Guest post by Camilla Björkbom
Introduction from Liz: Camilla wrote me a few months ago and I was moved by what she had to say. She talked about her soul cat, Gizmo, and said my book helped her through her grief when she had to say goodbye to him. She mentioned that she wrote about her cat and loss for Animal Rights Sweden’s magazine. The article had resonated loudly with readers! I asked her if I could publish an English adaptation of it and she graciously agreed. If you’ve ever loved and lost, I think you’ll appreciate Camilla’s words.
I lost my older cat to kidney failure last summer, and suddenly I no longer had my best friend with me. Our special way of communicating, our everyday closeness, his great presence – everything was gone. There I was, an adult accustomed to being able to organize and to always fix things, facing something that I could not sort out. I was completely unbalanced by the grief that hit me.
I knew I would mourn him a lot because he was a very special cat: he was my feline soulmate and when the love is strong, the mourning will be strong. My whole being was consumed with thoughts of what I could have done differently in order to keep him alive.
The relationship with a cat, a dog or any other animal can be a human’s principal and longest lasting relationship. A minister I talked to told me about how she once had let an animal be included as next of kin at a funeral. The animals are family. The loss of an animal affects us at least as hard as other losses in our life.
The process of grieving a beloved animal we shared everyday life with, that we had our own little games and routines together with, should receive more respect and should be worthy of much more attention than it’s been warranted.
In my search for support after the loss of my cat, I discovered that there was a void in what was available for supporting people who are grieving an animal’s death. On my country’s public health website there was no mention of grieving an animal. I found that, in Sweden, it is possible to talk with a minister or a counselor from the public health service when grieving an animal friend, but this is not advertised on their websites.
During this period of tremendous heartache, it is common to feel that we must try to defend our grief or hide it from an unsympathetic environment. We get to hear insensitive comments that “it was just a cat”, or we have to struggle with the expectations that “it will soon pass.”
As I was grieving, I spoke with people who shared the experience of having lost an animal companion. They have shared many wonderful stories about the bond created between humans and animals as we live close to each other, about what animals meant to them and how hard it is to be separated by death. It is particularly difficult because it is often we ourselves who must make the decision to end our beloved friend’s life.
“What does it matter that we from the beginning knew that the dog’s life is shorter than our own? And what use is it to try to be sensible? It was, after all, never with our mind that we loved.” These lines were written by Mickie Gustafson in To Lose a Dog, one of the few books that deal with the topic of human-animal relationships at the end of life.

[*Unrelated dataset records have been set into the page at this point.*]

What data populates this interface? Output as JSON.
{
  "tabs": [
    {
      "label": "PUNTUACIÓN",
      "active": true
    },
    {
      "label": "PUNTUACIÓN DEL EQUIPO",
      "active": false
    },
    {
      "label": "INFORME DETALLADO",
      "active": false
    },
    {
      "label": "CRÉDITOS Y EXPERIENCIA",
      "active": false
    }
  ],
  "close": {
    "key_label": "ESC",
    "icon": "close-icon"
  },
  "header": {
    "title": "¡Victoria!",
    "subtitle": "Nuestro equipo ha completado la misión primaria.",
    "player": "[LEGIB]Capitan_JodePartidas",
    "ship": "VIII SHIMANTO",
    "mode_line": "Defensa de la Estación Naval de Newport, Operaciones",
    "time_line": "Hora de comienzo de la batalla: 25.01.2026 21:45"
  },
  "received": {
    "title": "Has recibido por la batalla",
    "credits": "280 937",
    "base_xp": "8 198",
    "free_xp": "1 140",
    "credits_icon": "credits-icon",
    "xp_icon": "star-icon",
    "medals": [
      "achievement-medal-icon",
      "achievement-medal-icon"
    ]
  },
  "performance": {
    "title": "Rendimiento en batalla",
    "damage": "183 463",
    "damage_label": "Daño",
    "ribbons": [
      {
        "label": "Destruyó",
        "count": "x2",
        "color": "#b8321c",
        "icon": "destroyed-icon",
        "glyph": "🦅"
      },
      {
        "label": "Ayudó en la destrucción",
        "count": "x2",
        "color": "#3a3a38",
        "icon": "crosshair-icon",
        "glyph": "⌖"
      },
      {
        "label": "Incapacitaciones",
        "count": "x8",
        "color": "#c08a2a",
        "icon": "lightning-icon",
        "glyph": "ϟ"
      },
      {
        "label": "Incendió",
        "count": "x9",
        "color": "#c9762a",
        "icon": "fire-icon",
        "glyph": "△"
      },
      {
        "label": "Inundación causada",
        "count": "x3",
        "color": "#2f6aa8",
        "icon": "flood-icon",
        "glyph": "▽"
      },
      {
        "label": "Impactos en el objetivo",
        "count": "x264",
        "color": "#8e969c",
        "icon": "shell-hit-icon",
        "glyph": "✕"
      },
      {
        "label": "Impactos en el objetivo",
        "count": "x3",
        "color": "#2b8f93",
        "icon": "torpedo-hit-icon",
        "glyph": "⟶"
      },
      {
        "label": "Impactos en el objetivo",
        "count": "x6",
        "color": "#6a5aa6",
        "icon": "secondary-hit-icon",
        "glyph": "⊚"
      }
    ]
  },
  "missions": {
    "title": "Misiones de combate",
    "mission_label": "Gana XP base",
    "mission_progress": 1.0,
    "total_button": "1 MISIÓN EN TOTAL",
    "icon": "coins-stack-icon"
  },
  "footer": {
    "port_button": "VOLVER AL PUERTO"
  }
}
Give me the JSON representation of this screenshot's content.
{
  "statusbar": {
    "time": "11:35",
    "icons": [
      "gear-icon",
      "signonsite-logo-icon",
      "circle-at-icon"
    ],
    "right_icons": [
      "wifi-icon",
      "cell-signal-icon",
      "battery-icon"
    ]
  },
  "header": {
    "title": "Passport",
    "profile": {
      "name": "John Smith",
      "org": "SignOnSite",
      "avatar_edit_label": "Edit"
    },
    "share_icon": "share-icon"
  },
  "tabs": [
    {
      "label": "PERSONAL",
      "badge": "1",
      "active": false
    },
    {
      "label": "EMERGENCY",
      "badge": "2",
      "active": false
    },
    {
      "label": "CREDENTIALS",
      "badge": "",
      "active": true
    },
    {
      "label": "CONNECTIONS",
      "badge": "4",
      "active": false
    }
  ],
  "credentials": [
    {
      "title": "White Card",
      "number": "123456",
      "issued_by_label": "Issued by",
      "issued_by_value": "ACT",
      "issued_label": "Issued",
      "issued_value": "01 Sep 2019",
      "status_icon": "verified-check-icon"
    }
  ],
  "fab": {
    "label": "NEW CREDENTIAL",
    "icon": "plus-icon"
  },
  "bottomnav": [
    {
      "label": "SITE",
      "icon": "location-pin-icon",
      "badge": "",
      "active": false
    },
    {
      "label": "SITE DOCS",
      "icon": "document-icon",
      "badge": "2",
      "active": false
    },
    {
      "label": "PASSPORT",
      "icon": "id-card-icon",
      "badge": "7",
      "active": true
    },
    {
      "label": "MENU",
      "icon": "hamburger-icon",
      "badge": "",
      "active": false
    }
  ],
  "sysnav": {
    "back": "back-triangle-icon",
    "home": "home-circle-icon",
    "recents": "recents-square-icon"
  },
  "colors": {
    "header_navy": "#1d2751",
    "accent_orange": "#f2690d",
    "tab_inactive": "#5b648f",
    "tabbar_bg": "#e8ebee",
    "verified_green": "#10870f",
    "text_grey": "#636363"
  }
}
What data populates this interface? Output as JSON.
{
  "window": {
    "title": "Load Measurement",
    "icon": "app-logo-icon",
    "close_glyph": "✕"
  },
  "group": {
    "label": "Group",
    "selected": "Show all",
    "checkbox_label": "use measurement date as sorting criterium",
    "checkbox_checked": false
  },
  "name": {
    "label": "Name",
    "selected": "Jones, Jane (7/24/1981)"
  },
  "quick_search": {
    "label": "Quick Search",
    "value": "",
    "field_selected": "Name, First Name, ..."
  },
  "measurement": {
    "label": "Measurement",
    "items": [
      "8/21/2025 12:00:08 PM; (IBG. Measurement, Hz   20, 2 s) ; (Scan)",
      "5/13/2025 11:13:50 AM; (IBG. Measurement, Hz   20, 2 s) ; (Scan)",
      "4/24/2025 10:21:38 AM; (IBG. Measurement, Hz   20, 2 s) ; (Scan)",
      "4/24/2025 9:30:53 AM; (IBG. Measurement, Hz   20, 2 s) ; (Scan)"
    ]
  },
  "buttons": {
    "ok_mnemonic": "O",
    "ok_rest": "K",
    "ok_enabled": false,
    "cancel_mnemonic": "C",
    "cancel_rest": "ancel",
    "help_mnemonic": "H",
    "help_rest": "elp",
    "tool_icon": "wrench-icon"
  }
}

Recently two other cats found their way to my home. They had been abandoned in a carrier at a bus stop. Their adoption is one of the ways in which I would like to honor the memory of my cat, Gizmo, who himself came to me from a shelter, neglected and frightened. The adoption of a homeless animal may not change the world, but it can change someone’s entire world.
Although we know that the day will come when we must part, we can try to make the world a better place for the animals, just as they make everyday life better for us.
Camilla Björkbom is the President of Sweden’s largest animal rights NGO, Djurens Rätt. She has been living with cats all her life, and has provided a temporary foster home to dozens of shelter cats. She currently lives with three rescue cats: Alvin, Morka and Lady.
Photo at top of post: Jenna and Giro by Eric Chabot